Standing at the summit of Les Monts Damnés, a vertiginous south-facing carpet of mostly Sauvignon Blanc vines above a little village only a few kilometres west of Sancerre, one cannot help but appreciate how this damned mountain came to be so named. It is extraordinarily steep, a high, hard-to-climb slope. And workers looking to head down from the summit – perhaps needing to do some work in the vines – have no dainty descent to the valley floor below ahead of them. It is a long and dangerous scramble down the rough, stony ground. It was harvest time, and pickers that were now out in the vines, near the foot of the slope, were little more than brightly-coloured dots in a distant swelling sea of green.
While generations of harvesters have no doubt cursed the gradient underfoot, to the wine-focused visitor such as myself (and I have to admit, in case you think I was being an intrepid climber for the day, that I had arrived at the top by car, on the back roads) the precipitous vineyard was a beautiful sight. And as my eyes rolled down the ribbons of vines below they came to settle on the little village nestled between this slope and the one that rose just as convincingly on the other side of the valley. This village is Chavignol, to drinkers of Sancerre almost certainly the most favoured village and commune of the appellation. Its scattering of tiled roofs, some slate-grey, the others an almost rusty brown, had a sense of charm to them. In every one (well, not quite every one, but certainly in many of them) live the vignerons of this little village. More than one or two are rather well known – François Cotat, Gérard Boulay, Pierre Martin and Anne Vatan, for example – but these winemakers have their own profiles, and should not concern us here.
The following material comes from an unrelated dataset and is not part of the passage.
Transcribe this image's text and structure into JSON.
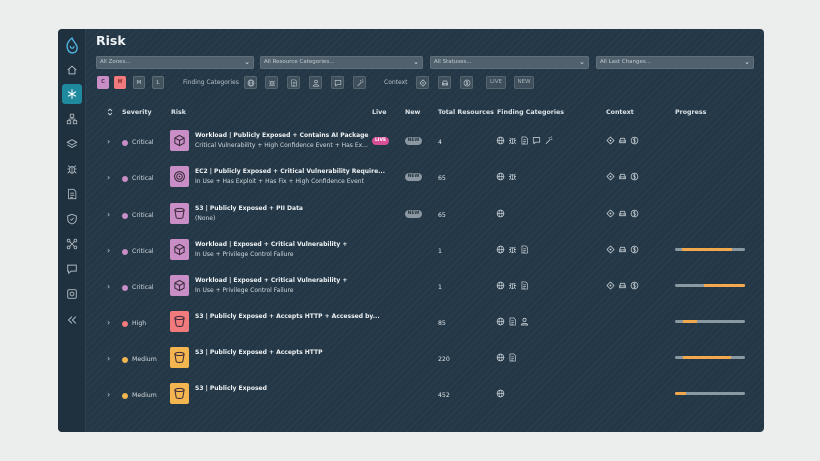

At the western end of the village, as the slope begins to rise towards the valley’s apex, these tiny roofs give way to an imposing collection of buildings, dwarfing the others in the village, and clearly of relatively recent construction. Now here is a domaine to interest us. Dominating the village in a very convincing fashion, these are the facilities of Henri Bourgeois, undoubtedly one of the best-known names of all Sancerre, and perhaps of the entire Loire Valley. Pictured above, the complex consists of several warehouse-like buildings (close to the church), but higher up the slope there is also an even more recent multi-level winery (behind which you can make out a white marquee over their table de tri). These impressive facilities allow the Bourgeois family to turn out a very broad portfolio that stretches from blended value-wine to single-site grand vin, and as a consequence this is a domaine that no visitor to Chavignol should overlook. Indeed, given its prominence, and its elevated position, it would be difficult to overlook it even if you tried.